She was confident her life would not end when she stopped breathing. Everyone who spoke at her memorial service commented on the peace she found in Christ. Every last person. Even people who didn’t believe what she believed!

She loved to tell the Good News, and even in her death, she was spreading the Gospel. She knew that Jesus paid the penalty for all the wrong she had done, bringing her into God’s family. There was a place for her in heaven! That was her story.

In the quiet of this mausoleum, I’m surrounded by thousands more names, each engraved into stone, each with a narrative to tell. And I can’t help but wonder what mine will be. Will every single person at my memorial service say just how much the Gospel impacted my life? Will even those who don’t believe in God remark on what peace I found in my faith? Or will it be a hodgepodge of, “He was a good guy,” and, “He did a lot of good things.”

I, for one, hope no one talks about how good I was. I wasn’t good. I was a sinner from my first day to my last, and if I was less sinful than I could have been, it was only by the grace of God. Let’s not pretend otherwise. Let’s not turn me into a caricature of myself to make people feel more comfortable at my memorial service. There’s no comfort in pretending the deceased were perfect. But there’s tremendous comfort in proclaiming that imperfect people who make a ton of mistakes can still be forgiven and go to heaven.

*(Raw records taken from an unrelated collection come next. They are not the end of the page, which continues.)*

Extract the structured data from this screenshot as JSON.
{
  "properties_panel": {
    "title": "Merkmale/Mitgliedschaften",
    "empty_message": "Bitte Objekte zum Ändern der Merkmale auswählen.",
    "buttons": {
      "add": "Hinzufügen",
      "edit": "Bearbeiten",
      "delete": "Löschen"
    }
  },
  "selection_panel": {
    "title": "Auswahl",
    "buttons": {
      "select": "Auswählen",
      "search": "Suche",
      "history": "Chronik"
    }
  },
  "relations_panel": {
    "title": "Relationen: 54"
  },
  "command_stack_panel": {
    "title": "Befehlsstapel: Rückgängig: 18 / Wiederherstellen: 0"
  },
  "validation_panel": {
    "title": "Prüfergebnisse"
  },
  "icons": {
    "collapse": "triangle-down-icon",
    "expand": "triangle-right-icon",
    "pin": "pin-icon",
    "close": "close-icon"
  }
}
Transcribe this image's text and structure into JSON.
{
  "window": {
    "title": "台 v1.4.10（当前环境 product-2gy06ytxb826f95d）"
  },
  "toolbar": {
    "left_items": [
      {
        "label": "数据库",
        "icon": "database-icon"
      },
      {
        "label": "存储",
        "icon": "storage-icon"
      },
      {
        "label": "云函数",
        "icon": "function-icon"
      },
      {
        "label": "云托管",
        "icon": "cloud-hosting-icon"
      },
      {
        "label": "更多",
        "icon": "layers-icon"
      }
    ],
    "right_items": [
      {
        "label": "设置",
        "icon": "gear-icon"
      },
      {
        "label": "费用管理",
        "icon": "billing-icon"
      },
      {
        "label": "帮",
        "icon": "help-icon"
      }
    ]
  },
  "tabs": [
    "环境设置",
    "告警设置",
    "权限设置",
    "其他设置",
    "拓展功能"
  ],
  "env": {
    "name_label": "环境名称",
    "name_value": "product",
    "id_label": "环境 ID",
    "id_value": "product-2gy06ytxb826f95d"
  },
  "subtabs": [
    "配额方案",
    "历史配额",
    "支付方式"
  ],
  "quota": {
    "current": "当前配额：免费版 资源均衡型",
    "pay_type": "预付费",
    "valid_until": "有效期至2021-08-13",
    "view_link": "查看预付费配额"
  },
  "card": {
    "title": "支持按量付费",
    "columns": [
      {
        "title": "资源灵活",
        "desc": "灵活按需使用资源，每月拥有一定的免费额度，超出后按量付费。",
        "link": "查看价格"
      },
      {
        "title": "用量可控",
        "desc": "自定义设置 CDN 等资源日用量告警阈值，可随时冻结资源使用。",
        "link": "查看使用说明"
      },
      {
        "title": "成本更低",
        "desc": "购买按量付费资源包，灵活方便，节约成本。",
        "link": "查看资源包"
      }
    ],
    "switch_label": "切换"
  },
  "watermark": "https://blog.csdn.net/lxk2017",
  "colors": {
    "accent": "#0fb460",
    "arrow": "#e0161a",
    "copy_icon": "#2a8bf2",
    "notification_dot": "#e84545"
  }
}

This is my story. This is my song. Praising my Savior all the day long.

What will your story be?

P.S. The Gospel seeds Mary Lou was sewing in her sickness and death are already germinating and growing. Her husband now attends our church, and her daughter in New York has begun reading the Bible and attending church as well. Thank you, God, for the privilege of being a part of her story. Rest in peace, Mary Lou.


The Gospel is for Everyone!

Sometimes we pastors tend to forget that the Good News is not just for those outside the walls of our church. It’s still good news for us too, and we desperately need it everyday. This quote from Paul Tripp explains why:

If you are in ministry and you are not reminding yourself again and again of the now-ism of the gospel, that is, the right-here, right-now benefits of the grace of Christ, you will be looking elsewhere to get what can be found only in Jesus. If you are not feeding your soul on the realities of the presence, promises, and provisions of Christ, you will ask the people, situations, and things around you to be the messiah that they can never be. If you are not attaching your identity to the unshakable love of your Savior, you will ask the things in your life to be your Savior, and it will never happen. If you are not requiring yourself to get your deepest sense of well-being vertically, you will shop for it horizontally, and you will always come up empty. If you are not resting in the one true gospel, preaching it to yourself over and over again, you will look to another gospel to meet the needs of your unsettled heart.